## Task directions
I'd ask you to write out the lines below exactly, with no images.

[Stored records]

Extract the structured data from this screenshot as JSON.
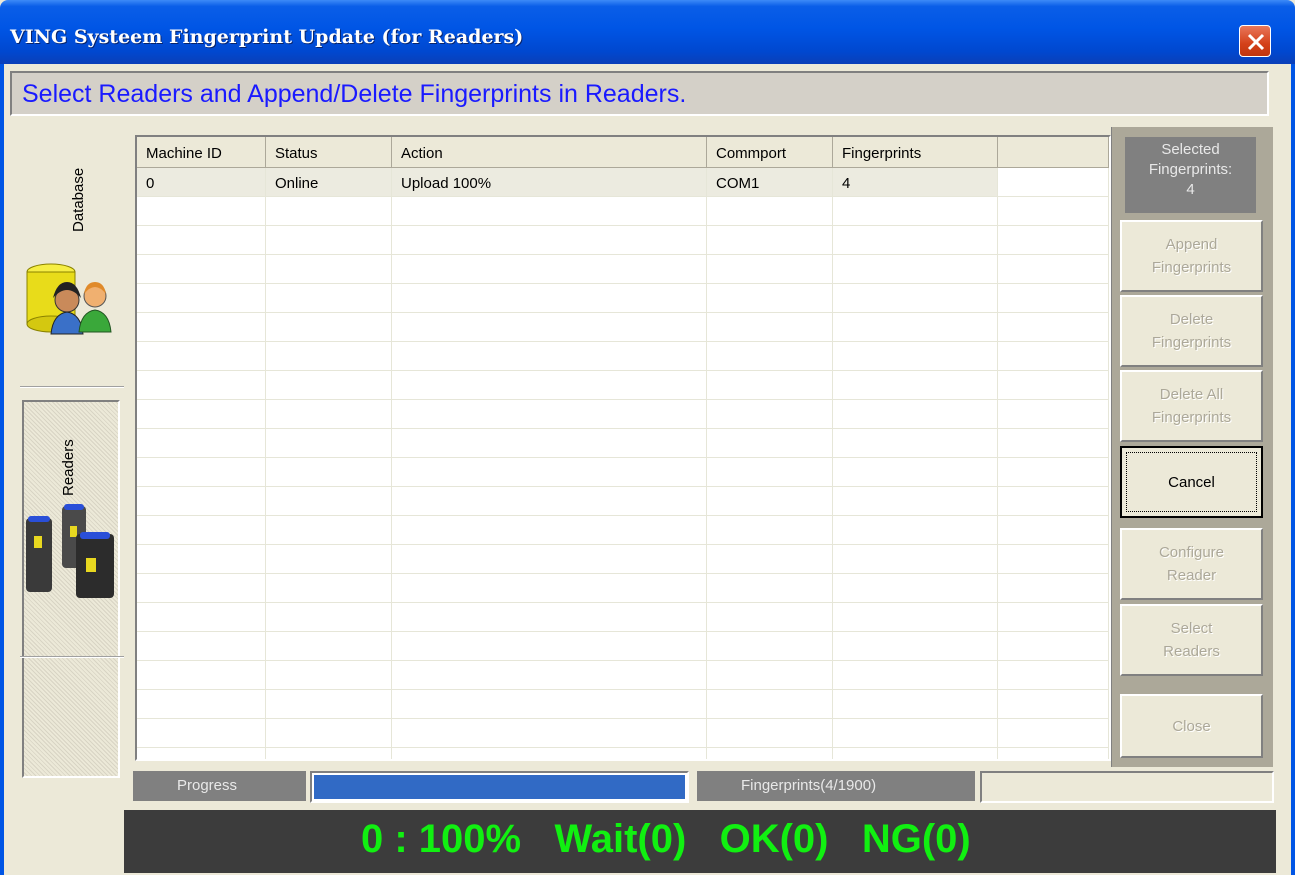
{
  "window": {
    "title": "VING Systeem Fingerprint Update (for Readers)",
    "close_icon": "close-icon"
  },
  "header": {
    "text": "Select Readers and Append/Delete Fingerprints in Readers."
  },
  "nav": {
    "database_label": "Database",
    "database_icon": "database-users-icon",
    "readers_label": "Readers",
    "readers_icon": "fingerprint-readers-icon"
  },
  "table": {
    "columns": [
      "Machine ID",
      "Status",
      "Action",
      "Commport",
      "Fingerprints",
      ""
    ],
    "rows": [
      {
        "machine_id": "0",
        "status": "Online",
        "action": "Upload 100%",
        "commport": "COM1",
        "fingerprints": "4"
      }
    ]
  },
  "sidebar": {
    "selected_line1": "Selected",
    "selected_line2": "Fingerprints:",
    "selected_count": "4",
    "buttons": {
      "append_l1": "Append",
      "append_l2": "Fingerprints",
      "delete_l1": "Delete",
      "delete_l2": "Fingerprints",
      "delete_all_l1": "Delete All",
      "delete_all_l2": "Fingerprints",
      "cancel": "Cancel",
      "configure_l1": "Configure",
      "configure_l2": "Reader",
      "select_l1": "Select",
      "select_l2": "Readers",
      "close": "Close"
    }
  },
  "progress": {
    "label": "Progress",
    "fraction": 1.0,
    "fingerprints_label": "Fingerprints(4/1900)"
  },
  "status": {
    "text": "0 : 100%   Wait(0)   OK(0)   NG(0)"
  },
  "colors": {
    "titlebar": "#0055e5",
    "header_text": "#1a1aff",
    "status_text": "#11f011",
    "progress_fill": "#316ac5"
  }
}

## Output of the exercise
Extract the structured data from this screenshot as JSON.
{
  "window": {
    "title": "VING Systeem Fingerprint Update (for Readers)",
    "close_icon": "close-icon"
  },
  "header": {
    "text": "Select Readers and Append/Delete Fingerprints in Readers."
  },
  "nav": {
    "database_label": "Database",
    "database_icon": "database-users-icon",
    "readers_label": "Readers",
    "readers_icon": "fingerprint-readers-icon"
  },
  "table": {
    "columns": [
      "Machine ID",
      "Status",
      "Action",
      "Commport",
      "Fingerprints",
      ""
    ],
    "rows": [
      {
        "machine_id": "0",
        "status": "Online",
        "action": "Upload 100%",
        "commport": "COM1",
        "fingerprints": "4"
      }
    ]
  },
  "sidebar": {
    "selected_line1": "Selected",
    "selected_line2": "Fingerprints:",
    "selected_count": "4",
    "buttons": {
      "append_l1": "Append",
      "append_l2": "Fingerprints",
      "delete_l1": "Delete",
      "delete_l2": "Fingerprints",
      "delete_all_l1": "Delete All",
      "delete_all_l2": "Fingerprints",
      "cancel": "Cancel",
      "configure_l1": "Configure",
      "configure_l2": "Reader",
      "select_l1": "Select",
      "select_l2": "Readers",
      "close": "Close"
    }
  },
  "progress": {
    "label": "Progress",
    "fraction": 1.0,
    "fingerprints_label": "Fingerprints(4/1900)"
  },
  "status": {
    "text": "0 : 100%   Wait(0)   OK(0)   NG(0)"
  },
  "colors": {
    "titlebar": "#0055e5",
    "header_text": "#1a1aff",
    "status_text": "#11f011",
    "progress_fill": "#316ac5"
  }
}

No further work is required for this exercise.